It was conceived to be a protest march for campaigners and their groups to petition the High Court to speedily determine the legality of an injunction freezing a State-sponsored ban on thin plastics.
But the demonstration on Friday turned out to be an awareness walk as scores of environmentalists, students and activists took to the streets barely a day after Justice Healey Potani finally quashed the stay order obtained by Abdul Majid Sattar of Rainbow Plastics and 12 other manufacturers of unrecyclable plastics which constitute widespread pollution in the country.
Throughout the procession—from Blantyre’s colonial Town Hall to Chichiri Trade Fair ground, just opposite Blantyre Court House—the marchers saluted the court for entirely overruling the manufacturers’ stance that the outlaw violated their right to be heard, economic activity and similar regulations in the Southern African Development Community (Sadc) sub-region.
Speaking at the end of the march, Coordination Union for the Rehabilitation of the Environment (Cure) executive director Christopher Mwambene saluted the participants for being part of the growing movement to reduce plastic pollution in line with the theme of this year’s World Environment Day on June 5.
“In Malawi, we have legislation that bans manufacturing, distribution, sale and use of thin plastics, but manufacturers of thin plastics obtained a court order barring government from enforcing these regulations,” said Mwambene.
He added: “We are happy that the court has vacated the injunction, meaning that the government is free to enforce existing regulations to beat plastic pollution. However, the battle is not over. There is also need for behavioural change. Most of the times, we carry plastic materials, especially carrier bags, which we do not need. Let’s stop using plastics which we cannot re-use or recycle. If we do this, manufacturers will not have a good reason to continue producing a product which degrades the environment.”
Signs of failure to responsibly reduce and manage plastic waste that people churn out were perceivable throughout the march, which police wanted called off at the eleventh hour on the basis that it had been overtaken by the landmark ruling on Thursday.
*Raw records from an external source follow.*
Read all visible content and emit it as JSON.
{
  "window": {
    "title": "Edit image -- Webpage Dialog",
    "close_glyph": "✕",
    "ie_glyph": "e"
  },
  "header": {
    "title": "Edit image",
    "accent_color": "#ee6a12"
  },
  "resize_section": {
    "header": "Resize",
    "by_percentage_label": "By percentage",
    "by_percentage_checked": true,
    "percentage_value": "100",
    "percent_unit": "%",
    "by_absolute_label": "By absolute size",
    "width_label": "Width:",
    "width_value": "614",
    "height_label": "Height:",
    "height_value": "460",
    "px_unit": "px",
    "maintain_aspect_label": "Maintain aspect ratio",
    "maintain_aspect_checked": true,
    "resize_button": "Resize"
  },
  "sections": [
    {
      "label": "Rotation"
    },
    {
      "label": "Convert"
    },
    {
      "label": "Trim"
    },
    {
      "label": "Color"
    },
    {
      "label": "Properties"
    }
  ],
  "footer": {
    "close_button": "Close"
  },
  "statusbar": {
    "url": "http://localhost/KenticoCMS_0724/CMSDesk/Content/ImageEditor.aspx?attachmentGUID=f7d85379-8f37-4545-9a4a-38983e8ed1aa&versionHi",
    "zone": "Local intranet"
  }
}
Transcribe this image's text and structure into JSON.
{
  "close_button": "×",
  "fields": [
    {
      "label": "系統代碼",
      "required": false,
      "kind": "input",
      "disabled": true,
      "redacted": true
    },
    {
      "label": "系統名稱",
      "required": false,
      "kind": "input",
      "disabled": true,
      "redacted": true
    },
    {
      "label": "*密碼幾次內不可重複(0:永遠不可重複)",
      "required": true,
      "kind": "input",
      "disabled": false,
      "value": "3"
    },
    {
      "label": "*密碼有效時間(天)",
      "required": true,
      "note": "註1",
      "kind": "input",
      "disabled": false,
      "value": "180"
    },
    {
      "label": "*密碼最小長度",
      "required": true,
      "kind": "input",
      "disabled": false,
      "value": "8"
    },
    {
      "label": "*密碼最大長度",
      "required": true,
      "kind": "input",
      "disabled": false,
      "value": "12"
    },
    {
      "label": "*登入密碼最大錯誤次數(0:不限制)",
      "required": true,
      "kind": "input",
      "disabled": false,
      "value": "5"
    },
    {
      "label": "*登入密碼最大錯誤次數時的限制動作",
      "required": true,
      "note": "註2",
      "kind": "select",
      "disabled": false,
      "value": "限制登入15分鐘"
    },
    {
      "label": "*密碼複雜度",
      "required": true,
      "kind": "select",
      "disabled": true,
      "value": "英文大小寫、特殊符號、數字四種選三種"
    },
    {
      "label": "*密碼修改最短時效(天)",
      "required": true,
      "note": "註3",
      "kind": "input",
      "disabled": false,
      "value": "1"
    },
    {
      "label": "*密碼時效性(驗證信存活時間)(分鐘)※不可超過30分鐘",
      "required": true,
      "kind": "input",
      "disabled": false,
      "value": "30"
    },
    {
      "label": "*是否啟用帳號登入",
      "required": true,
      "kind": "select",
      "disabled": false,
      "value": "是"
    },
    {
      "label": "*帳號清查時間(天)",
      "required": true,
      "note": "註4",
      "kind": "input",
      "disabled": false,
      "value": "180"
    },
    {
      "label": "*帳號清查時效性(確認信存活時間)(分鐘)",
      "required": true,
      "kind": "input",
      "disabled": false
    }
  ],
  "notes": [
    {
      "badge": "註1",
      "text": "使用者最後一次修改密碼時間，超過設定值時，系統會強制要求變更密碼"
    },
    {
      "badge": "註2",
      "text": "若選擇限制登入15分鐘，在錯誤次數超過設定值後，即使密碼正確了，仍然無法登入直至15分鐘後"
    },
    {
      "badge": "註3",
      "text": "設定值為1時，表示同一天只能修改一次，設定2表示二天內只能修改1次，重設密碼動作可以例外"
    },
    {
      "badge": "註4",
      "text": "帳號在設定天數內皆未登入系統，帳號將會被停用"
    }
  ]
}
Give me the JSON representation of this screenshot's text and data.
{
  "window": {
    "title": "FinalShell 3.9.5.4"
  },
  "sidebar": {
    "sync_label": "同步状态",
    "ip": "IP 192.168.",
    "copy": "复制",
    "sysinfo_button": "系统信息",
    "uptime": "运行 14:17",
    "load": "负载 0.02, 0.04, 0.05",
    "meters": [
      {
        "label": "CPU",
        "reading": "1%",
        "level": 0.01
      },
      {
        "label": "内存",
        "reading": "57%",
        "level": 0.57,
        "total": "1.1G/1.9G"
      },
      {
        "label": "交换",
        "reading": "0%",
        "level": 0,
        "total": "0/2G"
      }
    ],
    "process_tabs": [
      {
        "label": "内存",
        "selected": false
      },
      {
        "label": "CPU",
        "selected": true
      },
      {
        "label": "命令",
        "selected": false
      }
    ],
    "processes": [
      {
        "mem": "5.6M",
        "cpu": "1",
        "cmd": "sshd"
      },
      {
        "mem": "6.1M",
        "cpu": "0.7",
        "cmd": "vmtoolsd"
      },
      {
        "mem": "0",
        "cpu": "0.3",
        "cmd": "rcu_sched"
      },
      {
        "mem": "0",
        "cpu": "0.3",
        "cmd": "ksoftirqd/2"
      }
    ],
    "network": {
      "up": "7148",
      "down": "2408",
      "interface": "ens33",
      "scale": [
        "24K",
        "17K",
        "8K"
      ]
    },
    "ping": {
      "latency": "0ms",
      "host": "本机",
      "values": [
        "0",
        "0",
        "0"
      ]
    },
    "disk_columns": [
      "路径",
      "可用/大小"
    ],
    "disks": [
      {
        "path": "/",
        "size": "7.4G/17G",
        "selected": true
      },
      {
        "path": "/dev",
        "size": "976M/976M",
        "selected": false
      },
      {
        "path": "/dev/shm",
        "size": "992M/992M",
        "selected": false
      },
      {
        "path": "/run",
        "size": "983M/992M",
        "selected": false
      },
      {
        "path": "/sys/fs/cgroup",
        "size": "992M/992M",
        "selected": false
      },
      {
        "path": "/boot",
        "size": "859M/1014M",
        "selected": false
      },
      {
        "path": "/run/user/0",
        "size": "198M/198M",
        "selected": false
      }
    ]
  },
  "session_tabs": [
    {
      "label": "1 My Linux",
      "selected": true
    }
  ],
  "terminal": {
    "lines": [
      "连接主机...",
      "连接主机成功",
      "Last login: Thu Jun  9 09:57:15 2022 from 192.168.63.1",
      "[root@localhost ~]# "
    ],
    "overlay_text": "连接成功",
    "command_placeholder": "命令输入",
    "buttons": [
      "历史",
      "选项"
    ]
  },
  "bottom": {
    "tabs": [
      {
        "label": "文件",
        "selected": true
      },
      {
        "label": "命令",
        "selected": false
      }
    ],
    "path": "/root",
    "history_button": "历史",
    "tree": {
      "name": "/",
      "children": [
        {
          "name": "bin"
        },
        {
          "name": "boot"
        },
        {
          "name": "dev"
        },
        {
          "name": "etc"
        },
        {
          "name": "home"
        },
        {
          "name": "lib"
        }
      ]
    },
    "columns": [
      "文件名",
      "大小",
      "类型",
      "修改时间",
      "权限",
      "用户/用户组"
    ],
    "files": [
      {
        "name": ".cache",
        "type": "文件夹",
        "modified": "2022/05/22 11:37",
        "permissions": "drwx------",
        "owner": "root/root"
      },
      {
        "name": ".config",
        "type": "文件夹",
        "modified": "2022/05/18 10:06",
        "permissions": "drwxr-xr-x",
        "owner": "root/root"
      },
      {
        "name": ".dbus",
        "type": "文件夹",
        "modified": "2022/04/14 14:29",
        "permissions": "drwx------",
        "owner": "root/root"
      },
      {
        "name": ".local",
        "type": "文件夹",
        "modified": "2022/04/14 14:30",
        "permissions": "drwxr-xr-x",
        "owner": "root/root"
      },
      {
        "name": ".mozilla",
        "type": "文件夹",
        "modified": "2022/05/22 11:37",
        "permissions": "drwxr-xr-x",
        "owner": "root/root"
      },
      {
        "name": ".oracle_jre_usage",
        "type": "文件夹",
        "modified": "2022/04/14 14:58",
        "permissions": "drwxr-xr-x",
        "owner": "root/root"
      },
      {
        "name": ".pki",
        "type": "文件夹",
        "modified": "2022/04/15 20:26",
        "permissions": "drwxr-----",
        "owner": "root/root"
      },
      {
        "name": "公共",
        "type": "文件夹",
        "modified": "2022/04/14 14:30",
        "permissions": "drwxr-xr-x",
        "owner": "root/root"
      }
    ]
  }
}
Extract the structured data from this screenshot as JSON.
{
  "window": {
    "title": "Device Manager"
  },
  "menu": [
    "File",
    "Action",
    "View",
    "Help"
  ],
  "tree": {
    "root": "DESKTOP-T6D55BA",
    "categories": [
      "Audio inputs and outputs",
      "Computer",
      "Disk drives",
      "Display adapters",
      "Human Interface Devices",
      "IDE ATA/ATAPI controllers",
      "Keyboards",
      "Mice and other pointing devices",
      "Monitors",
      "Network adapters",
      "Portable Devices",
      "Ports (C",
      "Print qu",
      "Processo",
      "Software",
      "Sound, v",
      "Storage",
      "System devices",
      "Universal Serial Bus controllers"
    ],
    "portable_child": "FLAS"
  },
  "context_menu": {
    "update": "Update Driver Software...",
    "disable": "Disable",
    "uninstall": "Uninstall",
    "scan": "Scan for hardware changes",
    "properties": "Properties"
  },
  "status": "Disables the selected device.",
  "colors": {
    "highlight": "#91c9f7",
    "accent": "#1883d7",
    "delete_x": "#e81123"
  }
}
Wildlife and Environmental Society of Malawi (Wesm) regional president Paul Taylor said the push to beat plastic pollution is winnable if government and its partners emulate Rwanda’s example by sensitising the public to its environmental costs and extending the ban beyond plastics less than 60 microns.
“The judgement is victory as we strive to beat plastic pollution, but the country needs to move forward to use no plastic, not just thin plastic,” he said.
Last week, the Association of Environmental Journalists held a similar march in Lilongwe. Tawonga Mbale-Luka, director of Environmental Affairs in the Ministry of Natural Resources, Energy and Mining, described the marches as timely public endorsement of government’s steps to kick out thin plastics which hurt the enviroment.
Luka testified in the case which has been hanging in court for the past two years, a long-wait the civil society consortium in Blantyre set out to demonstrate against on Friday.
The case brought into question Environmental Management Regulation of 2015 which she described as a result of wide consultations with relevant stakeholders, including the producers.
But Malawi Environmental Endowment Trust (Meet) coordinator Karen Price described as timely Potani’s verdict as it comes just when the country is commemorating the Word Environment month, focusing on eliminating plastic waste.